PROMPT: Go through the listing below and state how many of its lines include "Rewards". Write only that number.

RECORDS:
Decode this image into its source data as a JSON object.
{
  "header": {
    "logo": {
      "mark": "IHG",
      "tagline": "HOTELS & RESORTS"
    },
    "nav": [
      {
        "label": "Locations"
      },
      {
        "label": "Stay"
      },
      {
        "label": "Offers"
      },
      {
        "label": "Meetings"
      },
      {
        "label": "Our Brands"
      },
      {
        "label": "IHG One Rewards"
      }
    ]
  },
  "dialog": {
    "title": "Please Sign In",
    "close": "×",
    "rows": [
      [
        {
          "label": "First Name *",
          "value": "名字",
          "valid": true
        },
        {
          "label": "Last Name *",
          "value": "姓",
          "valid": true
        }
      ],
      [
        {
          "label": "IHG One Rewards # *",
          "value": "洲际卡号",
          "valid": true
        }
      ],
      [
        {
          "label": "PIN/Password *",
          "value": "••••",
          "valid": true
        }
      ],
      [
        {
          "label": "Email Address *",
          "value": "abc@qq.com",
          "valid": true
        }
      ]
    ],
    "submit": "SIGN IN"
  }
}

RESULT OF THIS EXERCISE: 2